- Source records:
-=-=-

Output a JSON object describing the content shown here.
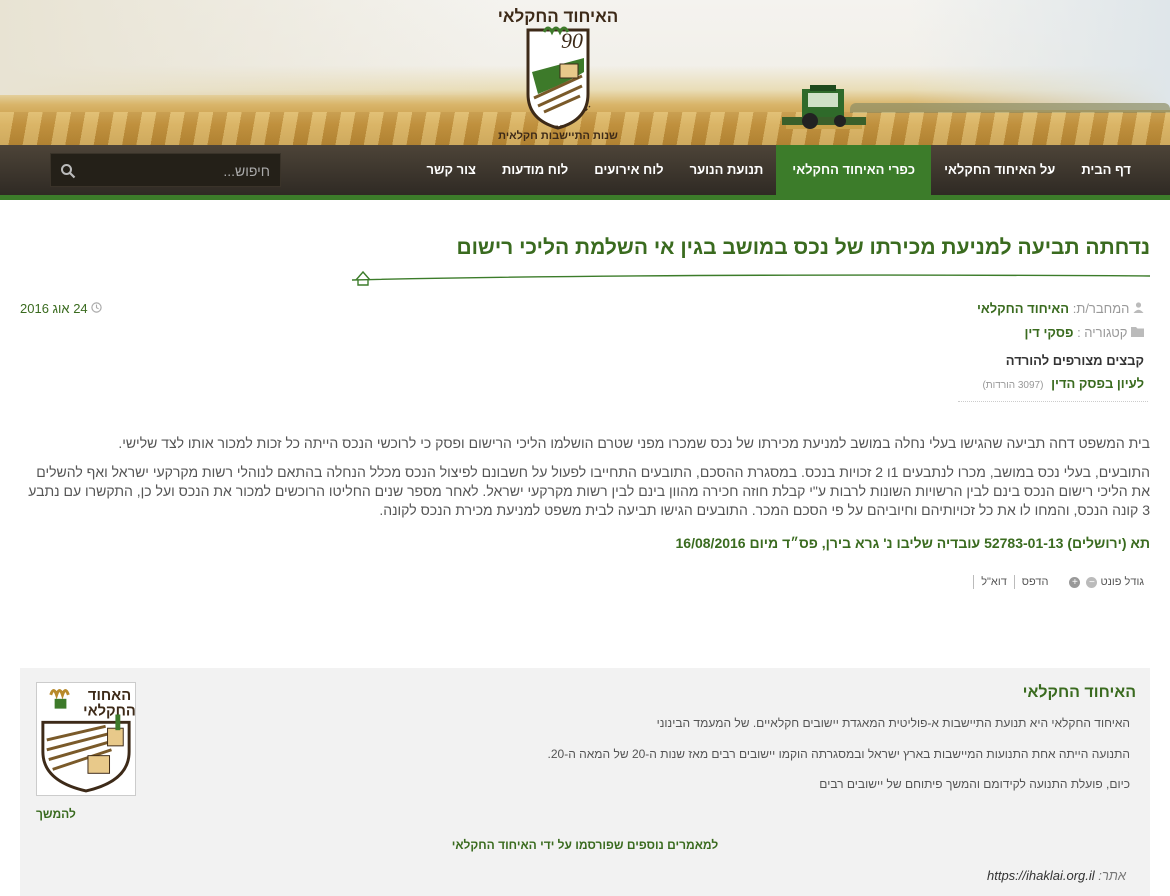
{
  "site": {
    "logo_text": "האיחוד החקלאי",
    "logo_year": "90",
    "logo_sub": "שנות התיישבות חקלאית"
  },
  "nav": {
    "items": [
      {
        "label": "דף הבית"
      },
      {
        "label": "על האיחוד החקלאי"
      },
      {
        "label": "כפרי האיחוד החקלאי",
        "active": true
      },
      {
        "label": "תנועת הנוער"
      },
      {
        "label": "לוח אירועים"
      },
      {
        "label": "לוח מודעות"
      },
      {
        "label": "צור קשר"
      }
    ],
    "search_placeholder": "חיפוש...",
    "active_color": "#3c7c2a"
  },
  "article": {
    "title": "נדחתה תביעה למניעת מכירתו של נכס במושב בגין אי השלמת הליכי רישום",
    "author_label": "המחבר/ת:",
    "author": "האיחוד החקלאי",
    "category_label": "קטגוריה :",
    "category": "פסקי דין",
    "date": "24 אוג 2016",
    "attachments_title": "קבצים מצורפים להורדה",
    "attachment_link": "לעיון בפסק הדין",
    "attachment_downloads": "(3097 הורדות)",
    "paragraph1": "בית המשפט דחה תביעה שהגישו בעלי נחלה במושב למניעת מכירתו של נכס שמכרו מפני שטרם הושלמו הליכי הרישום ופסק כי לרוכשי הנכס הייתה כל זכות למכור אותו לצד שלישי.",
    "paragraph2": "התובעים, בעלי נכס במושב, מכרו לנתבעים 1ו 2 זכויות בנכס. במסגרת ההסכם, התובעים התחייבו לפעול על חשבונם לפיצול הנכס מכלל הנחלה בהתאם לנוהלי רשות מקרקעי ישראל ואף להשלים את הליכי רישום הנכס בינם לבין הרשויות השונות לרבות ע\"י קבלת חוזה חכירה מהוון בינם לבין רשות מקרקעי ישראל. לאחר מספר שנים החליטו הרוכשים למכור את הנכס ועל כן, התקשרו עם נתבע 3 קונה הנכס, והמחו לו את כל זכויותיהם וחיוביהם על פי הסכם המכר. התובעים הגישו תביעה לבית משפט למניעת מכירת הנכס לקונה.",
    "verdict": "תא (ירושלים) 52783-01-13 עובדיה שליבו נ' גרא בירן, פס״ד מיום  16/08/2016"
  },
  "tools": {
    "font_size_label": "גודל פונט",
    "minus": "−",
    "plus": "+",
    "print_label": "הדפס",
    "email_label": "דוא\"ל"
  },
  "author_box": {
    "title": "האיחוד החקלאי",
    "line1": "האיחוד החקלאי היא תנועת התיישבות א-פוליטית המאגדת יישובים חקלאיים. של המעמד הבינוני",
    "line2": "התנועה הייתה אחת התנועות המיישבות בארץ ישראל ובמסגרתה הוקמו יישובים רבים מאז שנות ה-20 של המאה ה-20.",
    "line3": "כיום, פועלת התנועה לקידומם והמשך פיתוחם של יישובים רבים",
    "logo_line1": "האחוד",
    "logo_line2": "החקלאי",
    "more": "להמשך",
    "more_articles": "למאמרים נוספים שפורסמו על ידי האיחוד החקלאי",
    "site_label": "אתר:",
    "site_url": "https://ihaklai.org.il"
  }
}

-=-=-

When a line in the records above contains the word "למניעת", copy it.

- Expected output:
    "title": "נדחתה תביעה למניעת מכירתו של נכס במושב בגין אי השלמת הליכי רישום",
    "paragraph1": "בית המשפט דחה תביעה שהגישו בעלי נחלה במושב למניעת מכירתו של נכס שמכרו מפני שטרם הושלמו הליכי הרישום ופסק כי לרוכשי הנכס הייתה כל זכות למכור אותו לצד שלישי.",
    "paragraph2": "התובעים, בעלי נכס במושב, מכרו לנתבעים 1ו 2 זכויות בנכס. במסגרת ההסכם, התובעים התחייבו לפעול על חשבונם לפיצול הנכס מכלל הנחלה בהתאם לנוהלי רשות מקרקעי ישראל ואף להשלים את הליכי רישום הנכס בינם לבין הרשויות השונות לרבות ע\"י קבלת חוזה חכירה מהוון בינם לבין רשות מקרקעי ישראל. לאחר מספר שנים החליטו הרוכשים למכור את הנכס ועל כן, התקשרו עם נתבע 3 קונה הנכס, והמחו לו את כל זכויותיהם וחיוביהם על פי הסכם המכר. התובעים הגישו תביעה לבית משפט למניעת מכירת הנכס לקונה.",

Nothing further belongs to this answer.